Output every line of the listing as it stands.

◆ **Data**

* * *

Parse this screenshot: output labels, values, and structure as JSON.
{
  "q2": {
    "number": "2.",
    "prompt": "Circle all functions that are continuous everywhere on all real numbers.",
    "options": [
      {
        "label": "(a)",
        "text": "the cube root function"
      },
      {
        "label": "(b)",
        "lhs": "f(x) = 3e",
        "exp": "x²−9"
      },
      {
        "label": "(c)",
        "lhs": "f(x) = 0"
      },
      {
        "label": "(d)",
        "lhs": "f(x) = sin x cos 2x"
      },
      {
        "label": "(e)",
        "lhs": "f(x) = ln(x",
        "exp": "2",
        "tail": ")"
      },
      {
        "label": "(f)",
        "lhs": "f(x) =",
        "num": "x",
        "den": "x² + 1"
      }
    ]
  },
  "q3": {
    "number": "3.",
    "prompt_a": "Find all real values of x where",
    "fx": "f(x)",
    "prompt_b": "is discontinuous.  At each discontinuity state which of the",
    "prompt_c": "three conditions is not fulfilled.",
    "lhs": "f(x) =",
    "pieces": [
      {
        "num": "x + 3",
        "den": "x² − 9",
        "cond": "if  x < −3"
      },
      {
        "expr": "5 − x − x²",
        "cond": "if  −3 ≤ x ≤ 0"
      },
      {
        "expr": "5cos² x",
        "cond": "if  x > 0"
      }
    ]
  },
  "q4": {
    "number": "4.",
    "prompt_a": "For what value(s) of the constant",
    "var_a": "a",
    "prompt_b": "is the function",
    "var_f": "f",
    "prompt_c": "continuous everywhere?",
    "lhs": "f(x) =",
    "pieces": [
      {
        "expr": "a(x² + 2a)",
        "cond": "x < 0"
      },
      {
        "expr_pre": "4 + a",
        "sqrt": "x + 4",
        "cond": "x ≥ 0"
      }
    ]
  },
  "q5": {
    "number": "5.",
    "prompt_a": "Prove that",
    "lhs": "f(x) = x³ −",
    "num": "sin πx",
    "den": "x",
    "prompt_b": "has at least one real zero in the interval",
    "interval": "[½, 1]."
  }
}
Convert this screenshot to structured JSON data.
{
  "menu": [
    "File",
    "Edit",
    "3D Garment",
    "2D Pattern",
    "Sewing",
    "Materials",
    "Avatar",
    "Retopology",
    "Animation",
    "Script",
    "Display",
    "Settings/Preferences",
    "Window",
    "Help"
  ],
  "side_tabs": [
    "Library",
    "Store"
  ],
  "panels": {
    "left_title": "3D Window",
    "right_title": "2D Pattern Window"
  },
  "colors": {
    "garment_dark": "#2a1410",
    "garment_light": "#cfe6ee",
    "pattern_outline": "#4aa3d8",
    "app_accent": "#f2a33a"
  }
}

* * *

◆ **Solution to this task**
Parse this screenshot: output labels, values, and structure as JSON.
{
  "q2": {
    "number": "2.",
    "prompt": "Circle all functions that are continuous everywhere on all real numbers.",
    "options": [
      {
        "label": "(a)",
        "text": "the cube root function"
      },
      {
        "label": "(b)",
        "lhs": "f(x) = 3e",
        "exp": "x²−9"
      },
      {
        "label": "(c)",
        "lhs": "f(x) = 0"
      },
      {
        "label": "(d)",
        "lhs": "f(x) = sin x cos 2x"
      },
      {
        "label": "(e)",
        "lhs": "f(x) = ln(x",
        "exp": "2",
        "tail": ")"
      },
      {
        "label": "(f)",
        "lhs": "f(x) =",
        "num": "x",
        "den": "x² + 1"
      }
    ]
  },
  "q3": {
    "number": "3.",
    "prompt_a": "Find all real values of x where",
    "fx": "f(x)",
    "prompt_b": "is discontinuous.  At each discontinuity state which of the",
    "prompt_c": "three conditions is not fulfilled.",
    "lhs": "f(x) =",
    "pieces": [
      {
        "num": "x + 3",
        "den": "x² − 9",
        "cond": "if  x < −3"
      },
      {
        "expr": "5 − x − x²",
        "cond": "if  −3 ≤ x ≤ 0"
      },
      {
        "expr": "5cos² x",
        "cond": "if  x > 0"
      }
    ]
  },
  "q4": {
    "number": "4.",
    "prompt_a": "For what value(s) of the constant",
    "var_a": "a",
    "prompt_b": "is the function",
    "var_f": "f",
    "prompt_c": "continuous everywhere?",
    "lhs": "f(x) =",
    "pieces": [
      {
        "expr": "a(x² + 2a)",
        "cond": "x < 0"
      },
      {
        "expr_pre": "4 + a",
        "sqrt": "x + 4",
        "cond": "x ≥ 0"
      }
    ]
  },
  "q5": {
    "number": "5.",
    "prompt_a": "Prove that",
    "lhs": "f(x) = x³ −",
    "num": "sin πx",
    "den": "x",
    "prompt_b": "has at least one real zero in the interval",
    "interval": "[½, 1]."
  }
}
Convert this screenshot to structured JSON data.
{
  "menu": [
    "File",
    "Edit",
    "3D Garment",
    "2D Pattern",
    "Sewing",
    "Materials",
    "Avatar",
    "Retopology",
    "Animation",
    "Script",
    "Display",
    "Settings/Preferences",
    "Window",
    "Help"
  ],
  "side_tabs": [
    "Library",
    "Store"
  ],
  "panels": {
    "left_title": "3D Window",
    "right_title": "2D Pattern Window"
  },
  "colors": {
    "garment_dark": "#2a1410",
    "garment_light": "#cfe6ee",
    "pattern_outline": "#4aa3d8",
    "app_accent": "#f2a33a"
  }
}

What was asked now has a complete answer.